The banking sector is experiencing a slowdown in growth and inflation, with the banks reporting weaker lending, lower lending rates and higher loan costs.
In a recent report from the Australian National Bank (ANB), the Australian Bankers Association (ABA) and the Reserve Bank of Australia (RBA) said “further easing of monetary policy, lower borrowing costs, and a slower pace of economic growth may provide some breathing space for banks”.
The banks reported that lending to businesses and households slowed from September to December, and their growth rate dropped from 5.9 per cent to 4.6 per cent.
“This trend is expected to continue, with banks reporting lower lending levels than last quarter and the impact of a lower interest rate environment on the bank balance sheet,” the report said.
The ABA said the Bank of England’s “quantitative easing” had helped the sector but the recovery has been slower than expected, with lending rates on credit cards down 1.1 percentage points in the quarter.
The RBA also cut its forecast for economic growth for the full year to 3.4 per cent from 4 per cent, while the ABS said the banking sector was expected to be a drag on growth.
“The Bank of Japan is likely to further tighten monetary policy at its next meeting on August 23,” the ANA said in a report.
“If this occurs, the impact on economic growth will be substantial, as it will reduce the pace of growth.”
The RBC said it was not forecasting a change in its forecast, as the economy was “continuing to recover” from the financial crisis.
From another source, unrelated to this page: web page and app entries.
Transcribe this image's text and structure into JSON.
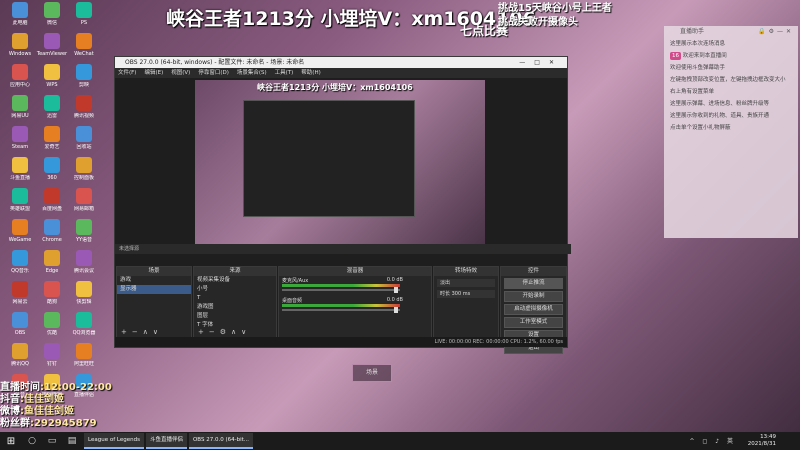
{
  "overlay": {
    "title": "峡谷王者1213分 小埋培V：xm1604106",
    "subtitle": "七点比赛",
    "right_line1": "挑战15天峡谷小号上王者",
    "right_line2": "挑战失败开摄像头"
  },
  "stream_info": {
    "time_label": "直播时间",
    "time_value": ":12:00-22:00",
    "douyin_label": "抖音",
    "douyin_value": ":佳佳剑姬",
    "weibo_label": "微博",
    "weibo_value": ":鱼佳佳剑姬",
    "fans_label": "粉丝群",
    "fans_value": ":292945879"
  },
  "obs": {
    "title": "OBS 27.0.0 (64-bit, windows) - 配置文件: 未命名 - 场景: 未命名",
    "menu": [
      "文件(F)",
      "编辑(E)",
      "视图(V)",
      "停靠窗口(D)",
      "场景集合(S)",
      "工具(T)",
      "帮助(H)"
    ],
    "preview_title": "峡谷王者1213分 小埋培V：xm1604106",
    "source_toolbar": "未选择源",
    "docks": {
      "scenes": {
        "title": "场景",
        "items": [
          "游戏",
          "显示器"
        ]
      },
      "sources": {
        "title": "来源",
        "items": [
          "视频采集设备",
          "小号",
          "T",
          "游戏图",
          "图层",
          "T 字体"
        ]
      },
      "mixer": {
        "title": "混音器",
        "tracks": [
          {
            "name": "麦克风/Aux",
            "db": "0.0 dB"
          },
          {
            "name": "桌面音频",
            "db": "0.0 dB"
          }
        ]
      },
      "transitions": {
        "title": "转场特效",
        "type": "淡出",
        "duration_label": "时长",
        "duration": "300 ms"
      },
      "controls": {
        "title": "控件",
        "buttons": [
          "停止推流",
          "开始录制",
          "启动虚拟摄像机",
          "工作室模式",
          "设置",
          "退出"
        ]
      }
    },
    "status": "LIVE: 00:00:00   REC: 00:00:00   CPU: 1.2%, 60.00 fps"
  },
  "chat": {
    "title": "直播助手",
    "messages": [
      "这里展示本次连场消息",
      "欢迎来到本直播间",
      "欢迎使用斗鱼弹幕助手",
      "左键拖拽顶部改变位置，左键拖拽边框改变大小",
      "右上角有设置菜单",
      "这里展示弹幕、进场信息、粉丝牌升级等",
      "这里展示你收到的礼物、道具、贵族开通",
      "点击单个设置小礼物屏蔽"
    ],
    "badge": "16"
  },
  "scene_button": "场景",
  "taskbar": {
    "apps": [
      "League of Legends",
      "斗鱼直播伴侣",
      "OBS 27.0.0 (64-bit..."
    ],
    "time": "13:49",
    "date": "2021/8/31"
  },
  "desktop_icons": [
    "此电脑",
    "Windows",
    "应用中心",
    "网易UU",
    "Steam",
    "斗鱼直播",
    "英雄联盟",
    "WeGame",
    "QQ音乐",
    "网易云",
    "OBS",
    "腾讯QQ",
    "抖音",
    "微信",
    "TeamViewer",
    "WPS",
    "迅雷",
    "爱奇艺",
    "360",
    "百度网盘",
    "Chrome",
    "Edge",
    "酷狗",
    "优酷",
    "钉钉",
    "哔哩哔哩",
    "PS",
    "WeChat",
    "剪映",
    "腾讯视频",
    "回收站",
    "控制面板",
    "网易邮箱",
    "YY语音",
    "腾讯会议",
    "快剪辑",
    "QQ浏览器",
    "阿里旺旺",
    "直播伴侣"
  ]
}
“However, it is important to note that while the recent recovery is continuing, there remains a risk that the current trend will continue, particularly in the banking and credit sectors,” it said.
ABA chief economist Stephen Wright said the banks were now experiencing “weakness in both lending and growth”.
“In the context of the overall economic recovery, there is no sign that the banks’ balance sheet is in a position to absorb a significant reduction in lending,” he said.
“We continue to see signs that the economic environment is deteriorating, with slowing growth and rising unemployment, and an increasing likelihood that the economy will continue to lag behind in the pace at which growth can occur.”